■ Task to complete ■
Find all lines below containing the string "Select" and return them.
★ ★ ★ ★ ★ ★ ★
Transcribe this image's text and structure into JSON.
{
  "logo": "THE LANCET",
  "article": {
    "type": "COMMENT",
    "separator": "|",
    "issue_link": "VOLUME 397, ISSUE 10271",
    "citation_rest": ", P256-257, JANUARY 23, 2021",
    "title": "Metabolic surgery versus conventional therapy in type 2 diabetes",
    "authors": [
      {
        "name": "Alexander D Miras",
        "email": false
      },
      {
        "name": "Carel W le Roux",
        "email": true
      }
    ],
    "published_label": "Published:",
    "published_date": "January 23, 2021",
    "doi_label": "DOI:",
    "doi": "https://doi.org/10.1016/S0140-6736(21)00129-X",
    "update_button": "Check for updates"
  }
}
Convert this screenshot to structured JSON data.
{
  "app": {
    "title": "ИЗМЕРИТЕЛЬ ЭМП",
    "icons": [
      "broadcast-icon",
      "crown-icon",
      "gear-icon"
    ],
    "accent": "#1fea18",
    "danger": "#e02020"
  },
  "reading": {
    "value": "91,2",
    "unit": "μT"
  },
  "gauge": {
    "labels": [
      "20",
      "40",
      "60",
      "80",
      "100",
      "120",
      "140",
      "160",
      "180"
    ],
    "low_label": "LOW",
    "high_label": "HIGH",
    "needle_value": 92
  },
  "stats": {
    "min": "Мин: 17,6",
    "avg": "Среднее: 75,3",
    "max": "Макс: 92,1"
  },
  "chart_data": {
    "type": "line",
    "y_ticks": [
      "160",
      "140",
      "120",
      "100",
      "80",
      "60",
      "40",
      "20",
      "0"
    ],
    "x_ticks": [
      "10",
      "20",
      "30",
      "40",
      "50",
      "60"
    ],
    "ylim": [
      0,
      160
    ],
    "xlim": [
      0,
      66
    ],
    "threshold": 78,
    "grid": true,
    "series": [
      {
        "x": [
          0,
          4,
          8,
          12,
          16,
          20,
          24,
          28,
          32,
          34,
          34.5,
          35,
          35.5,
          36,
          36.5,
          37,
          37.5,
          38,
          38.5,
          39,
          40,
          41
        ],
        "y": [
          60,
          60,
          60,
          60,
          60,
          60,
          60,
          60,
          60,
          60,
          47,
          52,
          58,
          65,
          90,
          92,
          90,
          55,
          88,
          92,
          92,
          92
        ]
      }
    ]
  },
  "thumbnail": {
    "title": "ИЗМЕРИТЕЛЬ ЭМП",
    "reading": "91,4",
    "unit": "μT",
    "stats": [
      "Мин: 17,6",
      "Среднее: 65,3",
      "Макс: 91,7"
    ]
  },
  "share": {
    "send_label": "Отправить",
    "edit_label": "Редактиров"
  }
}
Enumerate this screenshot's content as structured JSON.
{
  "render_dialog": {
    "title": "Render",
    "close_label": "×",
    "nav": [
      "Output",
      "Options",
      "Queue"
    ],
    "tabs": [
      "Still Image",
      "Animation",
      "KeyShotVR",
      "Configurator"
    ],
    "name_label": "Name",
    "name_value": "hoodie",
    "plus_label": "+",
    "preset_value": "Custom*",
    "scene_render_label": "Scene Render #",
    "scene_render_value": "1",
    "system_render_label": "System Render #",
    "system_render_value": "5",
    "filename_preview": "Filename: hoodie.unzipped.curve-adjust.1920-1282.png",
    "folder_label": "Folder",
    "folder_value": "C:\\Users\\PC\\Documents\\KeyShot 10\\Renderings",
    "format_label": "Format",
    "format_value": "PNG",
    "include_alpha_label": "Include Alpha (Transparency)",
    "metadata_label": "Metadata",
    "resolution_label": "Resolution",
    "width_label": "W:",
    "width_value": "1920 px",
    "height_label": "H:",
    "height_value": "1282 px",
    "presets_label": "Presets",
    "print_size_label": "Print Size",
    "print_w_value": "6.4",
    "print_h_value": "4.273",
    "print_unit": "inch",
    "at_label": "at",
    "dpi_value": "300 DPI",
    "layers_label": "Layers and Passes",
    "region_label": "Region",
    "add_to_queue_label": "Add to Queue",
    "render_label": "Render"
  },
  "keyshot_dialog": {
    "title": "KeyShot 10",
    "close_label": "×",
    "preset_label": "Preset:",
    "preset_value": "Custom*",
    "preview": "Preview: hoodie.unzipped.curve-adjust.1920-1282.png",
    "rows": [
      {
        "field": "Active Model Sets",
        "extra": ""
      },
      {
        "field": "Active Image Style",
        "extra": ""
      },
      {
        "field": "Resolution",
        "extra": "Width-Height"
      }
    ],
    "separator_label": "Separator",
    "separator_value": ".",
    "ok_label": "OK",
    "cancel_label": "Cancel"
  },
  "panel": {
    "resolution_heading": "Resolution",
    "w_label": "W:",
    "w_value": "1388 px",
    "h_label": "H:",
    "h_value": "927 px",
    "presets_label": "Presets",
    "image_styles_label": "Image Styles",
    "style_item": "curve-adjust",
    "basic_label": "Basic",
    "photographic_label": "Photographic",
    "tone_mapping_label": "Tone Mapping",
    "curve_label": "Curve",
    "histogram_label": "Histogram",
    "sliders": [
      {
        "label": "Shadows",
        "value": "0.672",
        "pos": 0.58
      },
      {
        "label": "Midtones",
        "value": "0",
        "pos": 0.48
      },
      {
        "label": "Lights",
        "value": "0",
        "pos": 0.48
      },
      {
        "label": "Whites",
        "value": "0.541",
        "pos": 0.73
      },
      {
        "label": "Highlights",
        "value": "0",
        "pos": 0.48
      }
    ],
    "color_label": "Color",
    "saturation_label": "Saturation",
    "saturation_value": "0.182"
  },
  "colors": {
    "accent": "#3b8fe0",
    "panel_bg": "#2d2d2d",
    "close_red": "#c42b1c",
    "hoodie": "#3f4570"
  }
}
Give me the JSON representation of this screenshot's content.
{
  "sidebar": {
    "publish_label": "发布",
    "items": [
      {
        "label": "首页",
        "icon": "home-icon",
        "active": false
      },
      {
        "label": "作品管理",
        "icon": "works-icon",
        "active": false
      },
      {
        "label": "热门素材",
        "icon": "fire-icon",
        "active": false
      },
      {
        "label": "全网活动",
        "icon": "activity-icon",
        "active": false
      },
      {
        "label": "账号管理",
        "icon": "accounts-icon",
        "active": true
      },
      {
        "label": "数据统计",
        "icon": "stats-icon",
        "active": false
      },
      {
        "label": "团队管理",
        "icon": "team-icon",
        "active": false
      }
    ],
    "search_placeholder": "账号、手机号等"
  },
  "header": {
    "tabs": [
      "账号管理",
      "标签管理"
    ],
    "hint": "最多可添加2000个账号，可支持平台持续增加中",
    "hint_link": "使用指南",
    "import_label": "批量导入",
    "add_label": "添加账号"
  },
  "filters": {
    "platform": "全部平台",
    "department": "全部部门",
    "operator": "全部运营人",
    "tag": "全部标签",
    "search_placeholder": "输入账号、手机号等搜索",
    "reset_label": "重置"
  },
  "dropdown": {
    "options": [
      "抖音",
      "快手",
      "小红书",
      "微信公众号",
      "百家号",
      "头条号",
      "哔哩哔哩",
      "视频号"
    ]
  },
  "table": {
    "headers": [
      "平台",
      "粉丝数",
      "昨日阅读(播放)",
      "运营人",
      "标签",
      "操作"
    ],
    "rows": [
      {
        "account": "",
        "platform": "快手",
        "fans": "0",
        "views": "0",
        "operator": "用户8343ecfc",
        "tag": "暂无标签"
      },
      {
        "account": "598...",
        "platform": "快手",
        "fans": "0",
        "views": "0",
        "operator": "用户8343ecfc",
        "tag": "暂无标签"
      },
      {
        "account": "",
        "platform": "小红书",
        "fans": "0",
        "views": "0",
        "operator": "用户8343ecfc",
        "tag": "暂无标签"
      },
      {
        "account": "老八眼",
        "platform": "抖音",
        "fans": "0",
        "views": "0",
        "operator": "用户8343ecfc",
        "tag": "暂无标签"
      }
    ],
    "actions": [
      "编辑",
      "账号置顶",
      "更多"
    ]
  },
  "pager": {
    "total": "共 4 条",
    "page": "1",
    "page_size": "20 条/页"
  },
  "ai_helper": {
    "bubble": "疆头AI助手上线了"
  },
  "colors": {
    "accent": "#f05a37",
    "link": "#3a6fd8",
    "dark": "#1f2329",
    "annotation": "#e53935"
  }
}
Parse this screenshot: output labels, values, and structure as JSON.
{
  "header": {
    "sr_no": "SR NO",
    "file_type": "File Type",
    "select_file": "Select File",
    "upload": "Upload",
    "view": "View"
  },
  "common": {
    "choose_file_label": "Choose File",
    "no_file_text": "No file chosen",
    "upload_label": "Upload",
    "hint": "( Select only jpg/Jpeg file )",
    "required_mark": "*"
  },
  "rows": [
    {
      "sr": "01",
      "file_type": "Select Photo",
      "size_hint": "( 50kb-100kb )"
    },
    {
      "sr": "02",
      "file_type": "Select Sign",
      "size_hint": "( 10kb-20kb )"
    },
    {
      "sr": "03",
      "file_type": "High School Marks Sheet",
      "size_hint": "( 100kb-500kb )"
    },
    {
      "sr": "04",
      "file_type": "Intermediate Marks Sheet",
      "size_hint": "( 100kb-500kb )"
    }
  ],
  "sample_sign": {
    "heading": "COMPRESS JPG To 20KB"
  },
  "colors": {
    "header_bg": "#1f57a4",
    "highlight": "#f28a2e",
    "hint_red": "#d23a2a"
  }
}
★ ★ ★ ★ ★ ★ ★
■ Solved exercise ■
    "select_file": "Select File",
    "hint": "( Select only jpg/Jpeg file )",
      "file_type": "Select Photo",
      "file_type": "Select Sign",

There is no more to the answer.